“This is a very important conference for all of us who forecast weather in support of commercial and general aviation,” NWS Aviation Weather Services Branch Chief Mark Andrews said. “Probably more than any other aspect of our national infrastructure, aviation depends on an intricate partnership of government, public and private entities to ensure maximum safety and efficiency of operations. We need to get together occasionally to make sure the changing needs of the aviation community are understood by the day-in, day-out aviation forecaster. With this understanding, new means of conveying weather information to pilots, dispatchers, and air traffic controllers can be developed.“
Andrews said more than 200 participants are expected to delve into topics such as current capabilities in aviation weather forecasting, user requirements, the vision/future of aviation weather and impacts on private and commercial aviation. “We’ll cover many topics from ideas and proposals that are barely off the drawing board to reviews of recently-implemented products and products that have been in use for years,” he said. “Our intention is to ensure National Weather Service aviation forecasters maintain familiarity with the changing needs of the aviation industry and other government partners like the Federal Aviation Administration (FAA).
“The National Weather Service and the FAA are focused on improving the quality of weather information to airlines, pilots, dispatchers and controllers. Improving the quality of weather information will improve safety and the economic operation for both commercial and general aviation.”
Following an 8:15 a.m. May 14 presentation on NOAA’s role in forecasting for air transportation, retired Navy Vice Adm. Conrad C. Lautenbacher, Ph.D., undersecretary of commerce for oceans and atmosphere and NOAA administrator, will premiere a new National Aviation Services Award for outstanding contribution to the NOAA aviation weather effort.
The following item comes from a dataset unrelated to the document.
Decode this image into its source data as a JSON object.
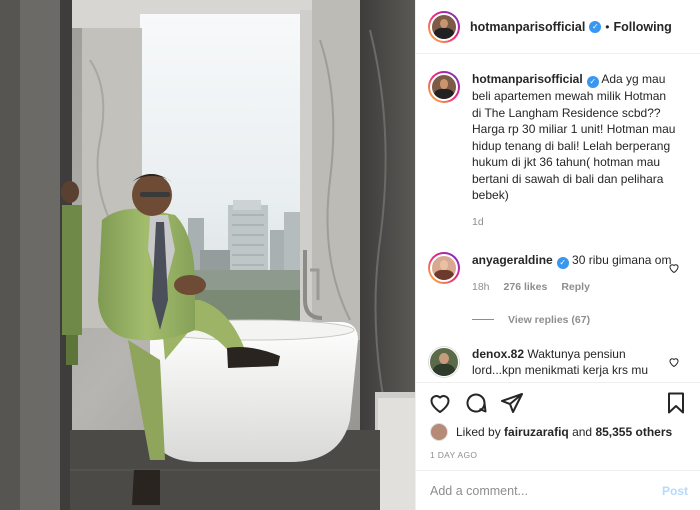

Lautenbacher will present the 2002 individual and team awards.
Industry and government companies and agencies participating in the conference include: United Parcel Service, Southwest Airlines, Northwest Airlines, the Air Transport Association, the Small Aircraft Manufacturers Association, the Allied Pilots Association, the University Corporation for Atmospheric Research, the U.S. Navy, the U.S. Air Force, the Air Force Weather Association, the National Weather Association, the Federal Aviation Administration, NOAA and the Meteorological Service of Canada.
The Commerce Department’s National Oceanic and Atmospheric Administration (NOAA) is dedicated to enhancing security and national safety through the prediction and research of weather and climate-related events and providing environmental stewardship of our nation’s coastal and marine resources.
On the Web:
NOAA National Weather Service: http://www.nws.noaa.gov
Aviation Weather Center: http://aviationweather.gov